Monday, August 16, 2010
(365 Day 159)
We went on up into Utah after the Grand Canyon, meeting some friends at Zion Park. After the cold at The Grand Canyon this was a real relief: mild climate, hills and mountains on every side of our little pop up, and beautiful clear skies.
Our first day we hiked The Watchman Trail, very easy and fun with lots of things for my son to climb. We were pretty bummed out that The Virgin Narrows were closed, due to high water, because that was the hike I'd wanted to come here for. But we consoled ourselves with the prospect of seeing our friends that used to be neighbors and would be again in Zion, if only for two days. That night we roasted marshmallows and laughed around the fire with them.
The next day our two families planned to hike all day with a picnic lunch.
The first hike was to the three Emerald Pools. But it being Saturday and this being an easy hike, it was also very crowded. I felt like I was in a never ending line at Luby's.
The next hike was a big test for me. We thought the test was how far would I make it on the way to Angel's Landing before my fear of heights kicked in. But it was actually how long would I let group mentality control me (kidding.) We followed Walter's Wiggles to Scout's Overlook, and from there we had the option to continue climbing slickrock while holding onto a chain to the top of Angel's Landing, with a 3 ft wide path and a drop on either side of 800 or 1200ft. This leads to...
my camping lesson #12- Set a limit on how much fear you will test your psyche with per trip. Because it's not vacation if you have to be committed when it's over.
At first I didn't want to be a drag to the group, so I walked on eyeing my youngest and saying, "Close to the wall!" like I had Tourette's until we got to Scout's Overlook. I'll save the details for a journal entry but let me say I was 3 chains up Angel's Landing when God told me I should not be doing this. I looked at my friends and said," I should not be doing this."
And that was the end of mine (and my son's) Angel's Landing climb. Had I seen what was further on, I would have dragged my daughter off and guilt tripped my husband into quitting too. Lucky for them it was out of my view.

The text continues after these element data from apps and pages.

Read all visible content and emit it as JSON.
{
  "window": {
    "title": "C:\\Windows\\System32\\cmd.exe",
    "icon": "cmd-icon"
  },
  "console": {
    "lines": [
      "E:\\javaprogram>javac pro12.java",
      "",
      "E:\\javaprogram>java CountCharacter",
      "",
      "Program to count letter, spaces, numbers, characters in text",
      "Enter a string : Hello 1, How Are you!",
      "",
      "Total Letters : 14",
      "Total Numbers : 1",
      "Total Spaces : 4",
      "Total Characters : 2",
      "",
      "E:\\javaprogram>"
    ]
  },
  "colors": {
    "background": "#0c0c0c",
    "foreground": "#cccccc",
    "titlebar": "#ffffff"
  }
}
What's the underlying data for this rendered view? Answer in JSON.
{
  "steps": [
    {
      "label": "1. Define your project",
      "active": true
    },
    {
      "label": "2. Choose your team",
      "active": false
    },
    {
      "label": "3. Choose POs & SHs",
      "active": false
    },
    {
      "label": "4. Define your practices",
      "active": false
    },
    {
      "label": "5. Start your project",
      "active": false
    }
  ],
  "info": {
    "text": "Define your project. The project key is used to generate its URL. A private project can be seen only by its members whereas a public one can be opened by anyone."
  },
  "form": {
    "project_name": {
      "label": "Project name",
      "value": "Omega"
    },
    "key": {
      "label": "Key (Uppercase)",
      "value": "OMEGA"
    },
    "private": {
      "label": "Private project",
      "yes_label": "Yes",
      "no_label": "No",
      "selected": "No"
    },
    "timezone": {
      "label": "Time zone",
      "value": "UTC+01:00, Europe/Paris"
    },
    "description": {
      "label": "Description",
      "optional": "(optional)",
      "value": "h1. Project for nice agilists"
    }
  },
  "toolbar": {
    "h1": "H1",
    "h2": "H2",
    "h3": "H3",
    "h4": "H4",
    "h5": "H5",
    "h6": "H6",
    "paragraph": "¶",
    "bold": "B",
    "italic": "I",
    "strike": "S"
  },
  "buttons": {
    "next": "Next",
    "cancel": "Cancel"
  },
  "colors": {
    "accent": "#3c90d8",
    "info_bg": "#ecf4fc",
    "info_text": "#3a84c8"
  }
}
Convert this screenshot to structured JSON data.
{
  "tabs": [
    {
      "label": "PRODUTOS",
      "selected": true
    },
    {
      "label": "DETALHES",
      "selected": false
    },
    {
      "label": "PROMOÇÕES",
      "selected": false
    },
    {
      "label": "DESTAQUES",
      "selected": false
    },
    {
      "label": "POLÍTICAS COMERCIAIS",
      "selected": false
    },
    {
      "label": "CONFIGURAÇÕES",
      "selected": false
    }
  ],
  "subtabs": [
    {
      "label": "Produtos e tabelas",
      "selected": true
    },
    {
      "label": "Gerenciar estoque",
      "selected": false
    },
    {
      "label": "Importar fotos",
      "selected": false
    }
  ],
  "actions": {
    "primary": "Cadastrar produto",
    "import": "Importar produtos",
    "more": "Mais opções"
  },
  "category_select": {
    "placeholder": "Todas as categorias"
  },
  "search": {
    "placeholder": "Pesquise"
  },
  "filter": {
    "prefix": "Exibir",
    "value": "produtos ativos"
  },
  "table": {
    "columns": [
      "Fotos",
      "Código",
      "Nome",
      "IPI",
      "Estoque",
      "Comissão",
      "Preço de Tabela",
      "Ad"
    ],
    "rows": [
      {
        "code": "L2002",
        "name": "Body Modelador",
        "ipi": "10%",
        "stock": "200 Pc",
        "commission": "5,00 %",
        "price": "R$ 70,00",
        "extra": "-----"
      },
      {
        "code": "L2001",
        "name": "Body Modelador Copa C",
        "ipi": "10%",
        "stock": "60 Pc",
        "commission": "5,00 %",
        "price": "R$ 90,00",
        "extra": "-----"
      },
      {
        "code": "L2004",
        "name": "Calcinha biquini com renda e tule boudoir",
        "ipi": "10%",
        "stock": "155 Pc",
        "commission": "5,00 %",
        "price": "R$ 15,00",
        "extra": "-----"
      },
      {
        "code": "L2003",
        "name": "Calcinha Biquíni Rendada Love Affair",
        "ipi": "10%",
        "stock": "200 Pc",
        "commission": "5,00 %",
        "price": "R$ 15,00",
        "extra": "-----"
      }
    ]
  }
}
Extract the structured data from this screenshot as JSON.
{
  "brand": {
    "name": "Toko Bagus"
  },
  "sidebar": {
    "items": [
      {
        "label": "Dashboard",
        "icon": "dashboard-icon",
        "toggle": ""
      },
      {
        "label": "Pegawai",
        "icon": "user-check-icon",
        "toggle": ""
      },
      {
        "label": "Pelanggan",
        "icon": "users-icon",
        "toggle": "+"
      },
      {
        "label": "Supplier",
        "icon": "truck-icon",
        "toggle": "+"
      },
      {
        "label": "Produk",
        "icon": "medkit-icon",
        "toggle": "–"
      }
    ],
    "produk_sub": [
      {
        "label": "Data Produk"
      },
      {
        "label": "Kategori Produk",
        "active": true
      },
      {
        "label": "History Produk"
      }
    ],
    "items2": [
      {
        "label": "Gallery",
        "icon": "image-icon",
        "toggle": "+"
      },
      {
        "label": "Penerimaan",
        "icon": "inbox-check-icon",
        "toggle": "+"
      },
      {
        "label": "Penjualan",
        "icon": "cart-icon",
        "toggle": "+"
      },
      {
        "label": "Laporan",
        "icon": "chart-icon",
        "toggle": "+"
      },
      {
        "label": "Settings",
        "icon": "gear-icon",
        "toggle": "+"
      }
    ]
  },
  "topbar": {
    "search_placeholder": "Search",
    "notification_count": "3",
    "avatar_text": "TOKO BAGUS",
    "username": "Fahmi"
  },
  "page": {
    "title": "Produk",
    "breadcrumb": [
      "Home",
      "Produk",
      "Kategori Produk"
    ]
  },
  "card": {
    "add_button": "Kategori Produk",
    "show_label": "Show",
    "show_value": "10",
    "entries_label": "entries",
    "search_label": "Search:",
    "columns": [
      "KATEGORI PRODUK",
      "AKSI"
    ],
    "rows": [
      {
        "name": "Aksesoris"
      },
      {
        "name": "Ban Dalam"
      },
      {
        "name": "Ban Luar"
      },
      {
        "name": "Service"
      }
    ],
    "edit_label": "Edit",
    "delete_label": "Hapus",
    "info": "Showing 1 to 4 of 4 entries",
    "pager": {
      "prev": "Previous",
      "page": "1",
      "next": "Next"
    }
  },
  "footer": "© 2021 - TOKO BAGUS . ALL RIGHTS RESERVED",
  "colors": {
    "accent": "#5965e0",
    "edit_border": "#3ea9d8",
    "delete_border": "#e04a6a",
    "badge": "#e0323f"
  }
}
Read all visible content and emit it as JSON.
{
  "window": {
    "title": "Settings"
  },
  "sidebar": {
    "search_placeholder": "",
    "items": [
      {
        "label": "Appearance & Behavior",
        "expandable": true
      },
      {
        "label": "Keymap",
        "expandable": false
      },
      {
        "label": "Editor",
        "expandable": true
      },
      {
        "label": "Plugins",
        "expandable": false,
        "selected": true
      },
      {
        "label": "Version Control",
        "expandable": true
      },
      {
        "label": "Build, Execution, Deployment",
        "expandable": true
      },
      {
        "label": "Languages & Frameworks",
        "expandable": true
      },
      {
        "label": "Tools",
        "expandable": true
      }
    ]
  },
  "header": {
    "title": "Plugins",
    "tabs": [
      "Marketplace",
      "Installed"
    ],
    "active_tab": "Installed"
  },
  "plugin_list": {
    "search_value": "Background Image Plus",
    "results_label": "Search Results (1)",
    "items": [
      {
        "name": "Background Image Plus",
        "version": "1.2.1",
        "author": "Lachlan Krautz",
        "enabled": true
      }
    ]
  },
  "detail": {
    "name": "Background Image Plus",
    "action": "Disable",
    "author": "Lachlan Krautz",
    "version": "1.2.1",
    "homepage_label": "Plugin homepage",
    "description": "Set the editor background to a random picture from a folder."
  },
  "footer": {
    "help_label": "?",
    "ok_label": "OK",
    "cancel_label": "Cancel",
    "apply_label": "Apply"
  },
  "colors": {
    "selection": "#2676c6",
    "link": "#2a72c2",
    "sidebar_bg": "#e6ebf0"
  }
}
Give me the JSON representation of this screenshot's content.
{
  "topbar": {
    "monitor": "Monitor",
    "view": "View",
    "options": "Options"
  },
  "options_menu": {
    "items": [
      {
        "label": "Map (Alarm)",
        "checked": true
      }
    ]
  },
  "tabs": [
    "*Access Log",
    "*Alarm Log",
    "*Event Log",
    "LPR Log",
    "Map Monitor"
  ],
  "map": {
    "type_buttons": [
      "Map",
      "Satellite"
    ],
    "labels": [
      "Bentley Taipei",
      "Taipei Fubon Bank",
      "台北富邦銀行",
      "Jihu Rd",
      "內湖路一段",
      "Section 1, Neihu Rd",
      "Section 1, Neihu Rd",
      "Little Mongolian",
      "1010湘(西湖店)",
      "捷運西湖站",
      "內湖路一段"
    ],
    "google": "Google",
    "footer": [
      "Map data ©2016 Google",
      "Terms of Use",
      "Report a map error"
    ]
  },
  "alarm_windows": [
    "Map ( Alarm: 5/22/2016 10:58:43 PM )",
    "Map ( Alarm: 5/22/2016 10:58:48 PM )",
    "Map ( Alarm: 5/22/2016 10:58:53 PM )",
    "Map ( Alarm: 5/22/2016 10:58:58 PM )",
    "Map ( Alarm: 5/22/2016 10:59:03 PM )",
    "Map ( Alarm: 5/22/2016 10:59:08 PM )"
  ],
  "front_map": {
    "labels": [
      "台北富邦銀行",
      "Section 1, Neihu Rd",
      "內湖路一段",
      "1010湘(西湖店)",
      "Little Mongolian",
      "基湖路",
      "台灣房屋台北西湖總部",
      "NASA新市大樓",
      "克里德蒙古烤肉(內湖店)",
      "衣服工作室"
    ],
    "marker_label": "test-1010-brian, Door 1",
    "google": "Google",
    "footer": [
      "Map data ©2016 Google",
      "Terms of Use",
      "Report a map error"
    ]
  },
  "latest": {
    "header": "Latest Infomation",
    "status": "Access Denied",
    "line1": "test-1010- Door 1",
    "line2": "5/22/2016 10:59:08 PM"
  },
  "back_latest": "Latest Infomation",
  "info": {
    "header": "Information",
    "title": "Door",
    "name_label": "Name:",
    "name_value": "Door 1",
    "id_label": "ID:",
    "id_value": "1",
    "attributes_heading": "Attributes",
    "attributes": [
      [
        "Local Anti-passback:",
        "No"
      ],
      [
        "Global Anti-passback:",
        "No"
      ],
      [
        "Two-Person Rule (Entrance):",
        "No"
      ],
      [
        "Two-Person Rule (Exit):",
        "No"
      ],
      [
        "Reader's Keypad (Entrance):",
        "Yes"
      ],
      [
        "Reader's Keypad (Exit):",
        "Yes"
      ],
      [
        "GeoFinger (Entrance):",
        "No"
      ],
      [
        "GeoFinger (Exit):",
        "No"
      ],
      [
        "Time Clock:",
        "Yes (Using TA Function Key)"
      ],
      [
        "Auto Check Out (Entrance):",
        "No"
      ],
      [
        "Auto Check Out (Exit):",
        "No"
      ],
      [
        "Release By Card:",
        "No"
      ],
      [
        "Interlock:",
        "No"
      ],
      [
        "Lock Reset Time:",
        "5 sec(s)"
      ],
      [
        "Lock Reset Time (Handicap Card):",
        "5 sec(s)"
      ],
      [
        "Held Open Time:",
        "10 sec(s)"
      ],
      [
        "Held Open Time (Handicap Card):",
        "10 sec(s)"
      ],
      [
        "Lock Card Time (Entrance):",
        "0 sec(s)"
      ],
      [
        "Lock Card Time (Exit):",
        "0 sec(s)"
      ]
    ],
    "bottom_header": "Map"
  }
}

Even my husband had to admit later that it was the stupidest thing he ever did.
If you're hardcore and I sound like a killjoy, sorry, but I think parents should live to parent.
Our last day it was just our little family, so we hiked to Weeping Rock. Aptly named because nerves were frayed, kids were no longer enthusiastic without their friends there, and I was ready to weep a little. This water dripping there is said to have taken 1200 years to filter through the Navajo limestone and Kayenta rock above our heads. Trippy.
(365 Day 161)
Since we wouldn't be renting gear and doing the Narrows, we went horseback riding past The Patriarchs. I think the kids enjoyed their colorfully named horses and I imagined what it would be like to be alone on the trail hundreds of years ago on horseback.
Zion was pretty cool. My husband wants to go back-immediately.
Our last hiking destination was Bryce Canyons. And even though my kids were tired of using their legs and it was hot and the wind would suddenly freak out and sandblast us, I thought it was the neatest.
We walked a six mile figure eight trail of some steep climbs, combining Queen's Garden, Peekaboo Trail and the Navajo Loop. It would be the perfect trail to run. I could've ran all over that place all day if I'd been there alone. But I was glad to be with my family, who else would hold a wet polaroid in each hand for me?
All the hoodoos were like something from a dream. Especially at Inspiration Point where we walked through a narrow crevice for our view to open out onto thousands of giant dribble castles. You know, like the kind you made on the beach as a child.
I wanted to take a picture at every bend,
with every type of camera I own,
and I did. And my family got sick of me.
(365 Day 162)
It was just some place I needed to see.
And when I was done seeing it, I was covered from scalp to socks in a thick layer of sand.
More pay showers, pizza, and an all night drive awaited us, but we did feel that good kind of exhausted. Like a day at the beach... or Death Valley. What felt so vast to us was really just the bottom sliver of the state, so I guess we have to go back.